───── Data to process

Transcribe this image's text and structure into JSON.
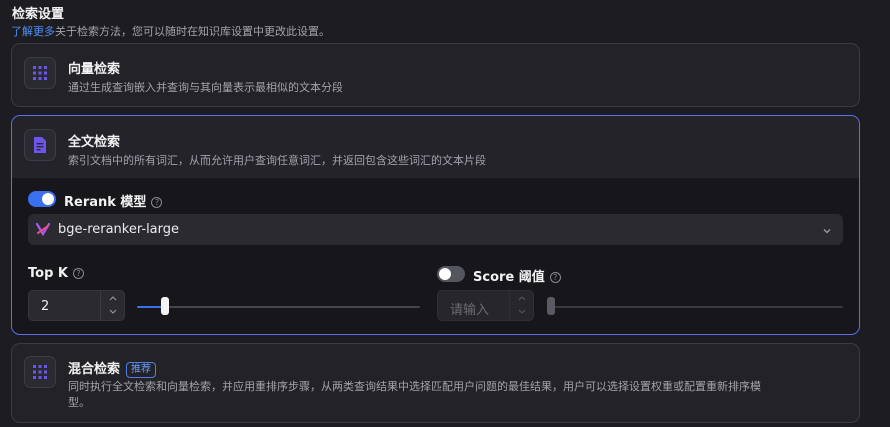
{
  "header": {
    "title": "检索设置",
    "link": "了解更多",
    "desc": "关于检索方法，您可以随时在知识库设置中更改此设置。"
  },
  "methods": [
    {
      "title": "向量检索",
      "desc": "通过生成查询嵌入并查询与其向量表示最相似的文本分段",
      "icon": "grid-icon"
    },
    {
      "title": "全文检索",
      "desc": "索引文档中的所有词汇，从而允许用户查询任意词汇，并返回包含这些词汇的文本片段",
      "icon": "document-icon"
    },
    {
      "title": "混合检索",
      "badge": "推荐",
      "desc_line1": "同时执行全文检索和向量检索，并应用重排序步骤，从两类查询结果中选择匹配用户问题的最佳结果，用户可以选择设置权重或配置重新排序模",
      "desc_line2": "型。",
      "icon": "grid-icon"
    }
  ],
  "rerank": {
    "label": "Rerank 模型",
    "enabled": true,
    "model": "bge-reranker-large"
  },
  "topk": {
    "label": "Top K",
    "value": "2",
    "slider_fraction": 0.1
  },
  "score": {
    "label": "Score 阈值",
    "enabled": false,
    "placeholder": "请输入",
    "slider_fraction": 0.0
  },
  "colors": {
    "accent": "#3a6ff0",
    "selected_border": "#5a6ef0",
    "link": "#4f8ff7"
  }
}
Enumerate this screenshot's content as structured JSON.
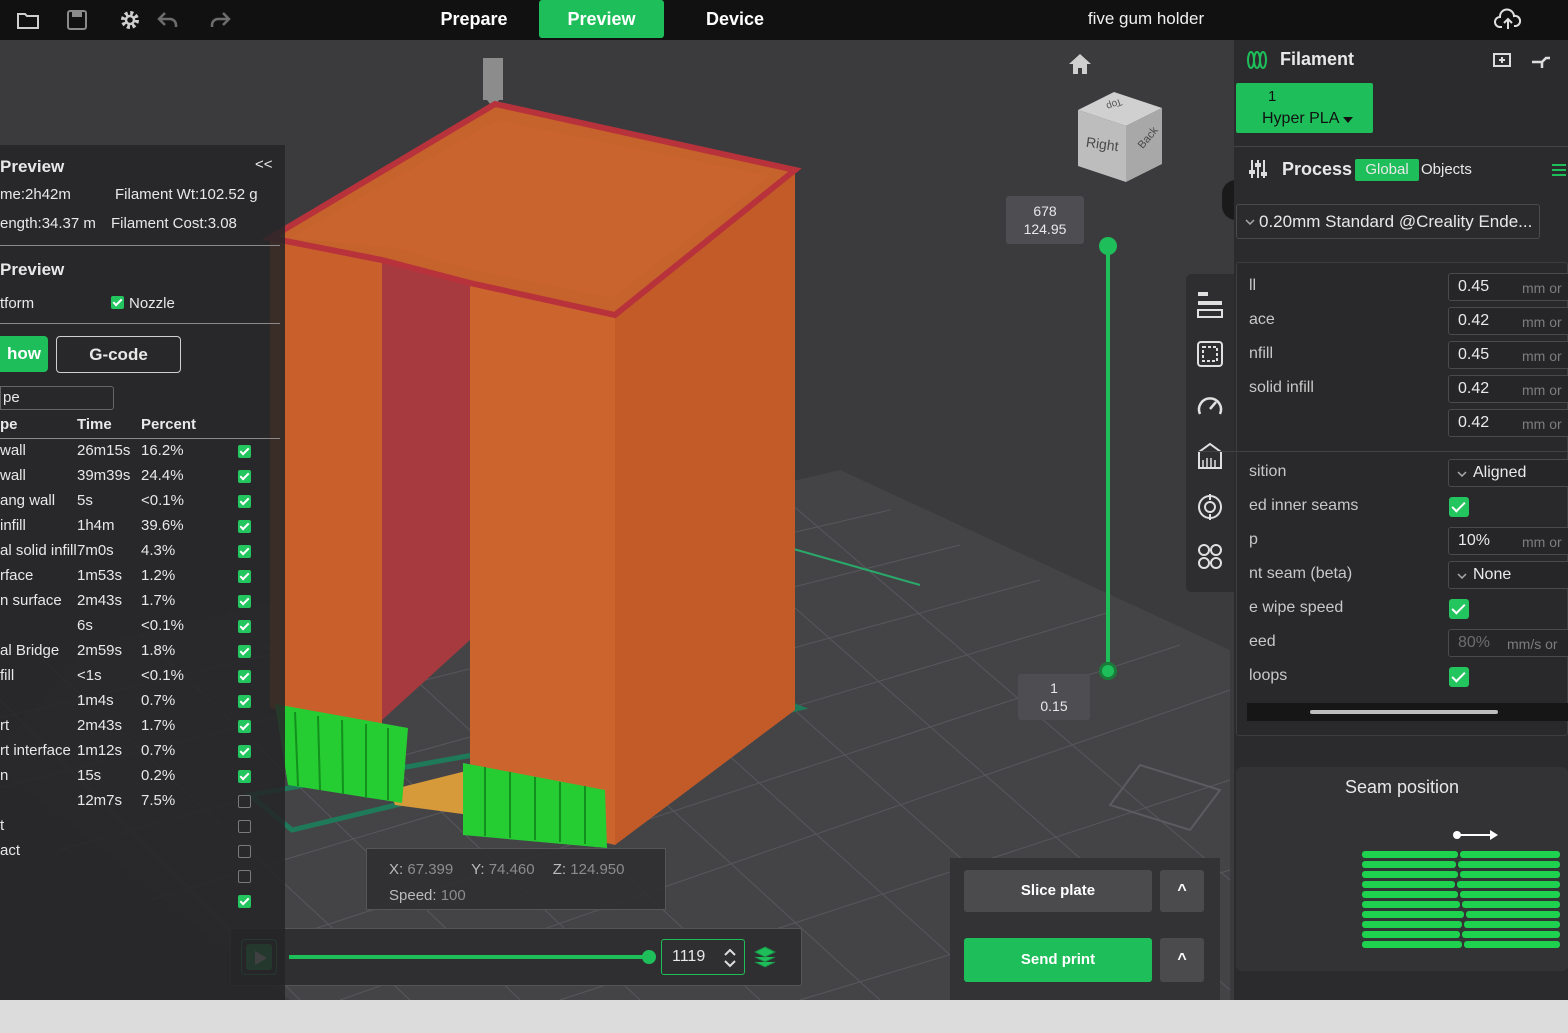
{
  "toolbar": {
    "icons": [
      "open-folder-icon",
      "save-icon",
      "settings-gear-icon",
      "undo-icon",
      "redo-icon"
    ],
    "tabs": [
      "Prepare",
      "Preview",
      "Device"
    ],
    "active_tab": "Preview",
    "document_title": "five gum holder",
    "upload_icon": "cloud-upload-icon"
  },
  "legend": {
    "title": "Preview",
    "collapse_label": "<<",
    "time": "me:2h42m",
    "filament_weight": "Filament Wt:102.52 g",
    "length": "ength:34.37 m",
    "filament_cost": "Filament Cost:3.08",
    "view_title": "Preview",
    "platform_label": "tform",
    "nozzle_label": "Nozzle",
    "show_button": "how",
    "gcode_button": "G-code",
    "filter_value": "pe",
    "columns": [
      "pe",
      "Time",
      "Percent"
    ],
    "rows": [
      {
        "name": "wall",
        "time": "26m15s",
        "percent": "16.2%",
        "checked": true
      },
      {
        "name": "wall",
        "time": "39m39s",
        "percent": "24.4%",
        "checked": true
      },
      {
        "name": "ang wall",
        "time": "5s",
        "percent": "<0.1%",
        "checked": true
      },
      {
        "name": " infill",
        "time": "1h4m",
        "percent": "39.6%",
        "checked": true
      },
      {
        "name": "al solid infill",
        "time": "7m0s",
        "percent": "4.3%",
        "checked": true
      },
      {
        "name": "rface",
        "time": "1m53s",
        "percent": "1.2%",
        "checked": true
      },
      {
        "name": "n surface",
        "time": "2m43s",
        "percent": "1.7%",
        "checked": true
      },
      {
        "name": "",
        "time": "6s",
        "percent": "<0.1%",
        "checked": true
      },
      {
        "name": "al Bridge",
        "time": "2m59s",
        "percent": "1.8%",
        "checked": true
      },
      {
        "name": "fill",
        "time": "<1s",
        "percent": "<0.1%",
        "checked": true
      },
      {
        "name": "",
        "time": "1m4s",
        "percent": "0.7%",
        "checked": true
      },
      {
        "name": "rt",
        "time": "2m43s",
        "percent": "1.7%",
        "checked": true
      },
      {
        "name": "rt interface",
        "time": "1m12s",
        "percent": "0.7%",
        "checked": true
      },
      {
        "name": "n",
        "time": "15s",
        "percent": "0.2%",
        "checked": true
      },
      {
        "name": "",
        "time": "12m7s",
        "percent": "7.5%",
        "checked": false
      },
      {
        "name": "t",
        "time": "",
        "percent": "",
        "checked": false
      },
      {
        "name": "act",
        "time": "",
        "percent": "",
        "checked": false
      },
      {
        "name": "",
        "time": "",
        "percent": "",
        "checked": false
      },
      {
        "name": "",
        "time": "",
        "percent": "",
        "checked": true
      }
    ]
  },
  "viewport": {
    "home_icon": "home-icon",
    "view_cube": {
      "top": "Top",
      "right": "Right",
      "back": "Back"
    },
    "layer_top": {
      "layer": "678",
      "height": "124.95"
    },
    "layer_bottom": {
      "layer": "1",
      "height": "0.15"
    },
    "side_tools": [
      "layers-icon",
      "select-box-icon",
      "speed-gauge-icon",
      "paint-support-icon",
      "seam-target-icon",
      "assembly-icon"
    ],
    "coords": {
      "x_label": "X:",
      "x": "67.399",
      "y_label": "Y:",
      "y": "74.460",
      "z_label": "Z:",
      "z": "124.950",
      "speed_label": "Speed:",
      "speed": "100"
    },
    "playback": {
      "move_value": "1119",
      "progress": 1.0
    },
    "slice_button": "Slice plate",
    "send_button": "Send print",
    "expand_label": "^"
  },
  "right_panel": {
    "filament_title": "Filament",
    "filament_slot": "1",
    "filament_name": "Hyper PLA",
    "process_title": "Process",
    "global_tab": "Global",
    "objects_tab": "Objects",
    "profile": "0.20mm Standard @Creality Ende...",
    "settings": [
      {
        "label": "ll",
        "value": "0.45",
        "unit": "mm or",
        "kind": "input"
      },
      {
        "label": "ace",
        "value": "0.42",
        "unit": "mm or",
        "kind": "input"
      },
      {
        "label": "nfill",
        "value": "0.45",
        "unit": "mm or",
        "kind": "input"
      },
      {
        "label": "solid infill",
        "value": "0.42",
        "unit": "mm or",
        "kind": "input"
      },
      {
        "label": "",
        "value": "0.42",
        "unit": "mm or",
        "kind": "input"
      },
      {
        "label": "sition",
        "value": "Aligned",
        "unit": "",
        "kind": "select"
      },
      {
        "label": "ed inner seams",
        "value": "",
        "unit": "",
        "kind": "check"
      },
      {
        "label": "p",
        "value": "10%",
        "unit": "mm or",
        "kind": "input"
      },
      {
        "label": "nt seam (beta)",
        "value": "None",
        "unit": "",
        "kind": "select"
      },
      {
        "label": "e wipe speed",
        "value": "",
        "unit": "",
        "kind": "check"
      },
      {
        "label": "eed",
        "value": "80%",
        "unit": "mm/s or",
        "kind": "input-disabled"
      },
      {
        "label": " loops",
        "value": "",
        "unit": "",
        "kind": "check"
      }
    ],
    "tooltip_title": "Seam position"
  },
  "colors": {
    "accent": "#1ebf5a",
    "wall": "#c8602a",
    "wall_top": "#b3343f",
    "support": "#22c930"
  }
}
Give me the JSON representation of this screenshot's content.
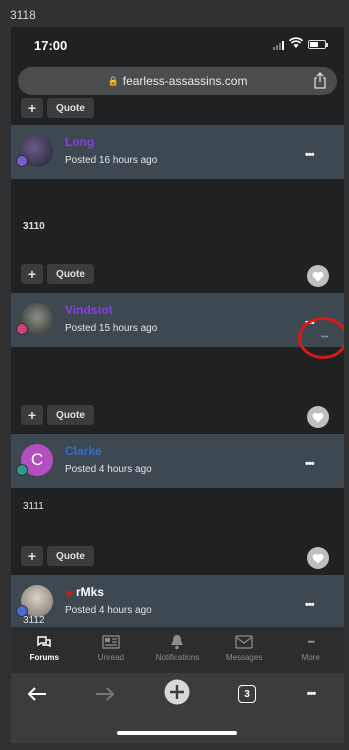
{
  "page_label": "3118",
  "status": {
    "time": "17:00"
  },
  "browser": {
    "url": "fearless-assassins.com",
    "tabs_count": "3"
  },
  "buttons": {
    "plus": "+",
    "quote": "Quote"
  },
  "posts": [
    {
      "username": "Long",
      "username_color": "#8a3ce8",
      "posted": "Posted 16 hours ago",
      "body": "3110"
    },
    {
      "username": "Vindstot",
      "username_color": "#8a3ce8",
      "posted": "Posted 15 hours ago",
      "body": ""
    },
    {
      "username": "Clarke",
      "username_color": "#2f6fd0",
      "posted": "Posted 4 hours ago",
      "body": "3111"
    },
    {
      "username": "rMks",
      "username_color": "#ffffff",
      "username_prefix": "★",
      "posted": "Posted 4 hours ago",
      "body": "3112"
    }
  ],
  "more_dots": "•••",
  "annotation_dots": "•••",
  "tabbar": [
    {
      "label": "Forums",
      "icon": "forums-icon",
      "active": true
    },
    {
      "label": "Unread",
      "icon": "newspaper-icon",
      "active": false
    },
    {
      "label": "Notifications",
      "icon": "bell-icon",
      "active": false
    },
    {
      "label": "Messages",
      "icon": "envelope-icon",
      "active": false
    },
    {
      "label": "More",
      "icon": "more-icon",
      "active": false
    }
  ]
}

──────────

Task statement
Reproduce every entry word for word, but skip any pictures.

Your response
Transcribe this image's text and structure into JSON.
{
  "header": {
    "title": "检索设置",
    "link": "了解更多",
    "desc": "关于检索方法，您可以随时在知识库设置中更改此设置。"
  },
  "methods": [
    {
      "title": "向量检索",
      "desc": "通过生成查询嵌入并查询与其向量表示最相似的文本分段",
      "icon": "grid-icon"
    },
    {
      "title": "全文检索",
      "desc": "索引文档中的所有词汇，从而允许用户查询任意词汇，并返回包含这些词汇的文本片段",
      "icon": "document-icon"
    },
    {
      "title": "混合检索",
      "badge": "推荐",
      "desc_line1": "同时执行全文检索和向量检索，并应用重排序步骤，从两类查询结果中选择匹配用户问题的最佳结果，用户可以选择设置权重或配置重新排序模",
      "desc_line2": "型。",
      "icon": "grid-icon"
    }
  ],
  "rerank": {
    "label": "Rerank 模型",
    "enabled": true,
    "model": "bge-reranker-large"
  },
  "topk": {
    "label": "Top K",
    "value": "2",
    "slider_fraction": 0.1
  },
  "score": {
    "label": "Score 阈值",
    "enabled": false,
    "placeholder": "请输入",
    "slider_fraction": 0.0
  },
  "colors": {
    "accent": "#3a6ff0",
    "selected_border": "#5a6ef0",
    "link": "#4f8ff7"
  }
}
Enumerate this screenshot's content as structured JSON.
{
  "toolbar": {
    "icons": [
      "open-folder-icon",
      "save-icon",
      "settings-gear-icon",
      "undo-icon",
      "redo-icon"
    ],
    "tabs": [
      "Prepare",
      "Preview",
      "Device"
    ],
    "active_tab": "Preview",
    "document_title": "five gum holder",
    "upload_icon": "cloud-upload-icon"
  },
  "legend": {
    "title": "Preview",
    "collapse_label": "<<",
    "time": "me:2h42m",
    "filament_weight": "Filament Wt:102.52 g",
    "length": "ength:34.37 m",
    "filament_cost": "Filament Cost:3.08",
    "view_title": "Preview",
    "platform_label": "tform",
    "nozzle_label": "Nozzle",
    "show_button": "how",
    "gcode_button": "G-code",
    "filter_value": "pe",
    "columns": [
      "pe",
      "Time",
      "Percent"
    ],
    "rows": [
      {
        "name": "wall",
        "time": "26m15s",
        "percent": "16.2%",
        "checked": true
      },
      {
        "name": "wall",
        "time": "39m39s",
        "percent": "24.4%",
        "checked": true
      },
      {
        "name": "ang wall",
        "time": "5s",
        "percent": "<0.1%",
        "checked": true
      },
      {
        "name": " infill",
        "time": "1h4m",
        "percent": "39.6%",
        "checked": true
      },
      {
        "name": "al solid infill",
        "time": "7m0s",
        "percent": "4.3%",
        "checked": true
      },
      {
        "name": "rface",
        "time": "1m53s",
        "percent": "1.2%",
        "checked": true
      },
      {
        "name": "n surface",
        "time": "2m43s",
        "percent": "1.7%",
        "checked": true
      },
      {
        "name": "",
        "time": "6s",
        "percent": "<0.1%",
        "checked": true
      },
      {
        "name": "al Bridge",
        "time": "2m59s",
        "percent": "1.8%",
        "checked": true
      },
      {
        "name": "fill",
        "time": "<1s",
        "percent": "<0.1%",
        "checked": true
      },
      {
        "name": "",
        "time": "1m4s",
        "percent": "0.7%",
        "checked": true
      },
      {
        "name": "rt",
        "time": "2m43s",
        "percent": "1.7%",
        "checked": true
      },
      {
        "name": "rt interface",
        "time": "1m12s",
        "percent": "0.7%",
        "checked": true
      },
      {
        "name": "n",
        "time": "15s",
        "percent": "0.2%",
        "checked": true
      },
      {
        "name": "",
        "time": "12m7s",
        "percent": "7.5%",
        "checked": false
      },
      {
        "name": "t",
        "time": "",
        "percent": "",
        "checked": false
      },
      {
        "name": "act",
        "time": "",
        "percent": "",
        "checked": false
      },
      {
        "name": "",
        "time": "",
        "percent": "",
        "checked": false
      },
      {
        "name": "",
        "time": "",
        "percent": "",
        "checked": true
      }
    ]
  },
  "viewport": {
    "home_icon": "home-icon",
    "view_cube": {
      "top": "Top",
      "right": "Right",
      "back": "Back"
    },
    "layer_top": {
      "layer": "678",
      "height": "124.95"
    },
    "layer_bottom": {
      "layer": "1",
      "height": "0.15"
    },
    "side_tools": [
      "layers-icon",
      "select-box-icon",
      "speed-gauge-icon",
      "paint-support-icon",
      "seam-target-icon",
      "assembly-icon"
    ],
    "coords": {
      "x_label": "X:",
      "x": "67.399",
      "y_label": "Y:",
      "y": "74.460",
      "z_label": "Z:",
      "z": "124.950",
      "speed_label": "Speed:",
      "speed": "100"
    },
    "playback": {
      "move_value": "1119",
      "progress": 1.0
    },
    "slice_button": "Slice plate",
    "send_button": "Send print",
    "expand_label": "^"
  },
  "right_panel": {
    "filament_title": "Filament",
    "filament_slot": "1",
    "filament_name": "Hyper PLA",
    "process_title": "Process",
    "global_tab": "Global",
    "objects_tab": "Objects",
    "profile": "0.20mm Standard @Creality Ende...",
    "settings": [
      {
        "label": "ll",
        "value": "0.45",
        "unit": "mm or",
        "kind": "input"
      },
      {
        "label": "ace",
        "value": "0.42",
        "unit": "mm or",
        "kind": "input"
      },
      {
        "label": "nfill",
        "value": "0.45",
        "unit": "mm or",
        "kind": "input"
      },
      {
        "label": "solid infill",
        "value": "0.42",
        "unit": "mm or",
        "kind": "input"
      },
      {
        "label": "",
        "value": "0.42",
        "unit": "mm or",
        "kind": "input"
      },
      {
        "label": "sition",
        "value": "Aligned",
        "unit": "",
        "kind": "select"
      },
      {
        "label": "ed inner seams",
        "value": "",
        "unit": "",
        "kind": "check"
      },
      {
        "label": "p",
        "value": "10%",
        "unit": "mm or",
        "kind": "input"
      },
      {
        "label": "nt seam (beta)",
        "value": "None",
        "unit": "",
        "kind": "select"
      },
      {
        "label": "e wipe speed",
        "value": "",
        "unit": "",
        "kind": "check"
      },
      {
        "label": "eed",
        "value": "80%",
        "unit": "mm/s or",
        "kind": "input-disabled"
      },
      {
        "label": " loops",
        "value": "",
        "unit": "",
        "kind": "check"
      }
    ],
    "tooltip_title": "Seam position"
  },
  "colors": {
    "accent": "#1ebf5a",
    "wall": "#c8602a",
    "wall_top": "#b3343f",
    "support": "#22c930"
  }
}
Give me the JSON representation of this screenshot's content.
{
  "page_label": "3118",
  "status": {
    "time": "17:00"
  },
  "browser": {
    "url": "fearless-assassins.com",
    "tabs_count": "3"
  },
  "buttons": {
    "plus": "+",
    "quote": "Quote"
  },
  "posts": [
    {
      "username": "Long",
      "username_color": "#8a3ce8",
      "posted": "Posted 16 hours ago",
      "body": "3110"
    },
    {
      "username": "Vindstot",
      "username_color": "#8a3ce8",
      "posted": "Posted 15 hours ago",
      "body": ""
    },
    {
      "username": "Clarke",
      "username_color": "#2f6fd0",
      "posted": "Posted 4 hours ago",
      "body": "3111"
    },
    {
      "username": "rMks",
      "username_color": "#ffffff",
      "username_prefix": "★",
      "posted": "Posted 4 hours ago",
      "body": "3112"
    }
  ],
  "more_dots": "•••",
  "annotation_dots": "•••",
  "tabbar": [
    {
      "label": "Forums",
      "icon": "forums-icon",
      "active": true
    },
    {
      "label": "Unread",
      "icon": "newspaper-icon",
      "active": false
    },
    {
      "label": "Notifications",
      "icon": "bell-icon",
      "active": false
    },
    {
      "label": "Messages",
      "icon": "envelope-icon",
      "active": false
    },
    {
      "label": "More",
      "icon": "more-icon",
      "active": false
    }
  ]
}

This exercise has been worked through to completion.